After months of fishing through numerous blog pages to find millennial bloggers and posts to reblog, there are a few things we, the G.U.M team, have noticed. It’s time for us to share some tips based on our findings. We’ve decided to do our own series of Blogging University to share with all of you. To kick off we’re diving right in with blog posts. One of the, if not THE, most important part of blogging.
A good blog contains posts that meet three major elements:
You don’t have to post numerous posts everyday. You don’t even have to post everyday. You could post once a week. Whatever you do you should be consistent. Your readers should know how often you post and (if you post weekly) what days you post.
We recommend posting at least once a week until you gain an audience.
Grammar, grammar, grammar. There are so many blog posts full of silly errors. Read your pieces out loud before you post them.
Don’t create run on posts. If you’re writing a long piece break it into paragraphs. It may sound ridiculous, but it makes the post feel shorter and your readers more likely to read the entire piece.
Properly title your posts.
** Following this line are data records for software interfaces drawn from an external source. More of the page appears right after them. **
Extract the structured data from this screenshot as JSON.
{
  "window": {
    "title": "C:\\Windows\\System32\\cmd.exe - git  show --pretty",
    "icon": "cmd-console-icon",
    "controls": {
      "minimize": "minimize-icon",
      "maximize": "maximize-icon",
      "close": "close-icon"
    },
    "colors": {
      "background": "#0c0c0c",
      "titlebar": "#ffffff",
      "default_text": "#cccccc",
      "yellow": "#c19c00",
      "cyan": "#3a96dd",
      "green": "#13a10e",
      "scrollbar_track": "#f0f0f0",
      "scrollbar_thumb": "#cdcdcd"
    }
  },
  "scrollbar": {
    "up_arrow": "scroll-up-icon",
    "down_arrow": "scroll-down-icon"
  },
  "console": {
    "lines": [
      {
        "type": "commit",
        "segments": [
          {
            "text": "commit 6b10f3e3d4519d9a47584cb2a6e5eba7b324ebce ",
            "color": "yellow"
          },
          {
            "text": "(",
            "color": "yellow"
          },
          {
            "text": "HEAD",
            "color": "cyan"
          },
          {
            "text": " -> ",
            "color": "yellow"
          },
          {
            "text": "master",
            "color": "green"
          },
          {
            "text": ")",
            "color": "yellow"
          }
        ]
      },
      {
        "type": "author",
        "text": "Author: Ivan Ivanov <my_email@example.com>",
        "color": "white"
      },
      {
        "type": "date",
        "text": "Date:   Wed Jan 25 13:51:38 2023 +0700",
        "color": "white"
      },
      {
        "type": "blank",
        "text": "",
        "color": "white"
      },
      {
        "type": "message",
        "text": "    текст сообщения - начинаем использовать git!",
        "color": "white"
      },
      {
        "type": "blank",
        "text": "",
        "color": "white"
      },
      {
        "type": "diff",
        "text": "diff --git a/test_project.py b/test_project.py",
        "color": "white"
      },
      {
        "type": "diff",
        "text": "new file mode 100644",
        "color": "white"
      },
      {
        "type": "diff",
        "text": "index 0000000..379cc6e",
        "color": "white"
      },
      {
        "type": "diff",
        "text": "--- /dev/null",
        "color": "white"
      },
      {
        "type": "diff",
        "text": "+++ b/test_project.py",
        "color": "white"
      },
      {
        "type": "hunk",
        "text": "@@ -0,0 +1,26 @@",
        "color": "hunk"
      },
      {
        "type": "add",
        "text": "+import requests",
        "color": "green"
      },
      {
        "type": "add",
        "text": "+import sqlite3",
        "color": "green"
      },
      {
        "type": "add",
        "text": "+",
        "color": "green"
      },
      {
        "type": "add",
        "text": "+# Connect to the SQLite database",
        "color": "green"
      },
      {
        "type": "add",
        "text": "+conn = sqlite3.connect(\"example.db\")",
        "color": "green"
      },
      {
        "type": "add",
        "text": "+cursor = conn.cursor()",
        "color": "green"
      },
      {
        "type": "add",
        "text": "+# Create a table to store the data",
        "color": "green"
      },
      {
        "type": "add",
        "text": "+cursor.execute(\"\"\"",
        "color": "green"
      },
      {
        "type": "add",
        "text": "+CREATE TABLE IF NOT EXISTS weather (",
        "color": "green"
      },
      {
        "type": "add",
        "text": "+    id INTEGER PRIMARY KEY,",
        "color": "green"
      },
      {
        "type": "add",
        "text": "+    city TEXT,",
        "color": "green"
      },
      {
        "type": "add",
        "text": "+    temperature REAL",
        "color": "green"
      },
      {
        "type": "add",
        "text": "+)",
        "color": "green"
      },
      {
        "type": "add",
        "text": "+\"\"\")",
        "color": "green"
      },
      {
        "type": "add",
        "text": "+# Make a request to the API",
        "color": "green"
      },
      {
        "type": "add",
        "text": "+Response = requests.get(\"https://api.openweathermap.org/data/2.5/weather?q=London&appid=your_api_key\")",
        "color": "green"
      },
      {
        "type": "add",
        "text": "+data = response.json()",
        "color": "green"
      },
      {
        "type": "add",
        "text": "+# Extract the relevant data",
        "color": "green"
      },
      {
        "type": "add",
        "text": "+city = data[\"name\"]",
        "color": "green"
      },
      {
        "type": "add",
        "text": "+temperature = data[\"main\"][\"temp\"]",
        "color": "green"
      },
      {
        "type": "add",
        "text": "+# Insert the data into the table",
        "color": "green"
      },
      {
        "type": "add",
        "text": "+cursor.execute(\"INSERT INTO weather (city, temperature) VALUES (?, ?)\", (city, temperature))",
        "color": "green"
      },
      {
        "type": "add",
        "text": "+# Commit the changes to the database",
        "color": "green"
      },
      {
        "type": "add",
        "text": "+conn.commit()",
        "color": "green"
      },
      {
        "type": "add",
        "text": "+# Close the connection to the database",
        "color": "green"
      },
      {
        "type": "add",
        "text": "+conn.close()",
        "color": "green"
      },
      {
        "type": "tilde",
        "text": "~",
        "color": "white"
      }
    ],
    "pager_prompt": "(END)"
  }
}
This may seem small, but it the title is the first thing your audience will see. This could be the difference between a click and a scroll. Here’s an example of titles we’ve recently seen:
Green eggs and ham
What that title should look like:
Green Eggs and Ham
If you need to refresh your memory, read more here.
This one is tricky. Interesting can be a relative term. Obviously you want to start with a title that will grab someone’s attention.
As for the post itself, adding gifs and pictures can help. Most of all, make sure the content you’re writing about is interesting. Reading your post out loud can also be helpful here. If you’re reading and getting bored by your own post, maybe you need to rework a few things. A few tricks that may help:
- Throw in a funny quote or anecdote
- Share something personal (even if it’s embarrassing)
- Sometimes the things we’re most embarrassed about are also the most relatable.
- Incorporate some of your humor (you don’t have to be super formal)
- Make sure you’re staying on topic (try not to ramble)
- Don’t write a book, unless you’re actually writing a book
- You don’t have to say everything in one post. Pull out the key elements and save the rest for another post.
One more note, if you’re using your blog to post pictures that you’ve found on various sites, I highly suggest you move those posts over to Pinterest or Tumblr.